- _Assigned task_
The expected output is the set of lines below beginning at the one that contains "Parse this screenshot: output" and ending at the final line, reproduced exactly.

- _Data for this exercise_
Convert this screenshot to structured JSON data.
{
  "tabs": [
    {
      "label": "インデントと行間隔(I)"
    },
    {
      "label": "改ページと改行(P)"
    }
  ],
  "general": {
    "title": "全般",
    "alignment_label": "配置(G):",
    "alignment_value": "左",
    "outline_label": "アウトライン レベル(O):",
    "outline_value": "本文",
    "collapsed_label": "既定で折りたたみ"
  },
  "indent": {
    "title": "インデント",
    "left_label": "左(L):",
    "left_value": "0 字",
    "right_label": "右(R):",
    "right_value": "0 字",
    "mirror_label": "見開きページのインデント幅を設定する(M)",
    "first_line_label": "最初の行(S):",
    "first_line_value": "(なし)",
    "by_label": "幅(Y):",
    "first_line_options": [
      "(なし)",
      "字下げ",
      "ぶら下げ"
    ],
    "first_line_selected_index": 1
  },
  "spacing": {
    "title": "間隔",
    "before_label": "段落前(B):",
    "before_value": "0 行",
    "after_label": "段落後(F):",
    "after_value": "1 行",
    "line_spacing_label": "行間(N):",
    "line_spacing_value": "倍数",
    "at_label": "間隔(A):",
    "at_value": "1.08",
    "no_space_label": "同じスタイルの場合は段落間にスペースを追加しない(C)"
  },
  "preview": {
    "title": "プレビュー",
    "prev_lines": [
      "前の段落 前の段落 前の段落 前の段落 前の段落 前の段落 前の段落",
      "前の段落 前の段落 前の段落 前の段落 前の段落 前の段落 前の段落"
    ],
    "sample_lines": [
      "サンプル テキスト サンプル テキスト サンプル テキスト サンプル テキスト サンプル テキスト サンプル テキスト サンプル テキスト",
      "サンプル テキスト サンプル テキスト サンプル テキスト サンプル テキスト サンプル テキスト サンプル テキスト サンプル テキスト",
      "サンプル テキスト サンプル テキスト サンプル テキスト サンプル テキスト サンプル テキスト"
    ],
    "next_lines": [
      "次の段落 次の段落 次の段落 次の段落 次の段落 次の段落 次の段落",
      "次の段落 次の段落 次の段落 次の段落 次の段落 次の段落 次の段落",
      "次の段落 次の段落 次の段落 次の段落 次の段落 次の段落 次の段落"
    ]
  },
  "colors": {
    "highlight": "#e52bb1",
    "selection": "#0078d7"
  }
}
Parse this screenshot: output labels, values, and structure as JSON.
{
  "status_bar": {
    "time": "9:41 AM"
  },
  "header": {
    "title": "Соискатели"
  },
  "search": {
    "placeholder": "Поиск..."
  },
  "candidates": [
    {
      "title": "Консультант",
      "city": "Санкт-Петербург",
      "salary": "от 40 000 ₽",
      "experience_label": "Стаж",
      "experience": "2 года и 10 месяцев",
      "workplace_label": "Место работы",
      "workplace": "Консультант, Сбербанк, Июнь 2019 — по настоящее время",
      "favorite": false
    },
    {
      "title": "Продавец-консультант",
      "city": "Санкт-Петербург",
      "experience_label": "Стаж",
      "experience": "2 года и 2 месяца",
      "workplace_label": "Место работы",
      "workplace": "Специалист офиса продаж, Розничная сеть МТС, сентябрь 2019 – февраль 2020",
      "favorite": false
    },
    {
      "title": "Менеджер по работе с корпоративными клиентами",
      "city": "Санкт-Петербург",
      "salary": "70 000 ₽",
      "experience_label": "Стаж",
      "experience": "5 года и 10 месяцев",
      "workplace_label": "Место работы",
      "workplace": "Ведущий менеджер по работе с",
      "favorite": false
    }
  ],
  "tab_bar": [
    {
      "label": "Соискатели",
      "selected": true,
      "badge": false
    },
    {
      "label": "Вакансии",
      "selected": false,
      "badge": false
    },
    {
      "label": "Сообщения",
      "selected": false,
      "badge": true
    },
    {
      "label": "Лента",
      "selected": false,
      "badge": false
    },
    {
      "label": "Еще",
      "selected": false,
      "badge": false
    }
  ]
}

- _Response_
Parse this screenshot: output labels, values, and structure as JSON.
{
  "status_bar": {
    "time": "9:41 AM"
  },
  "header": {
    "title": "Соискатели"
  },
  "search": {
    "placeholder": "Поиск..."
  },
  "candidates": [
    {
      "title": "Консультант",
      "city": "Санкт-Петербург",
      "salary": "от 40 000 ₽",
      "experience_label": "Стаж",
      "experience": "2 года и 10 месяцев",
      "workplace_label": "Место работы",
      "workplace": "Консультант, Сбербанк, Июнь 2019 — по настоящее время",
      "favorite": false
    },
    {
      "title": "Продавец-консультант",
      "city": "Санкт-Петербург",
      "experience_label": "Стаж",
      "experience": "2 года и 2 месяца",
      "workplace_label": "Место работы",
      "workplace": "Специалист офиса продаж, Розничная сеть МТС, сентябрь 2019 – февраль 2020",
      "favorite": false
    },
    {
      "title": "Менеджер по работе с корпоративными клиентами",
      "city": "Санкт-Петербург",
      "salary": "70 000 ₽",
      "experience_label": "Стаж",
      "experience": "5 года и 10 месяцев",
      "workplace_label": "Место работы",
      "workplace": "Ведущий менеджер по работе с",
      "favorite": false
    }
  ],
  "tab_bar": [
    {
      "label": "Соискатели",
      "selected": true,
      "badge": false
    },
    {
      "label": "Вакансии",
      "selected": false,
      "badge": false
    },
    {
      "label": "Сообщения",
      "selected": false,
      "badge": true
    },
    {
      "label": "Лента",
      "selected": false,
      "badge": false
    },
    {
      "label": "Еще",
      "selected": false,
      "badge": false
    }
  ]
}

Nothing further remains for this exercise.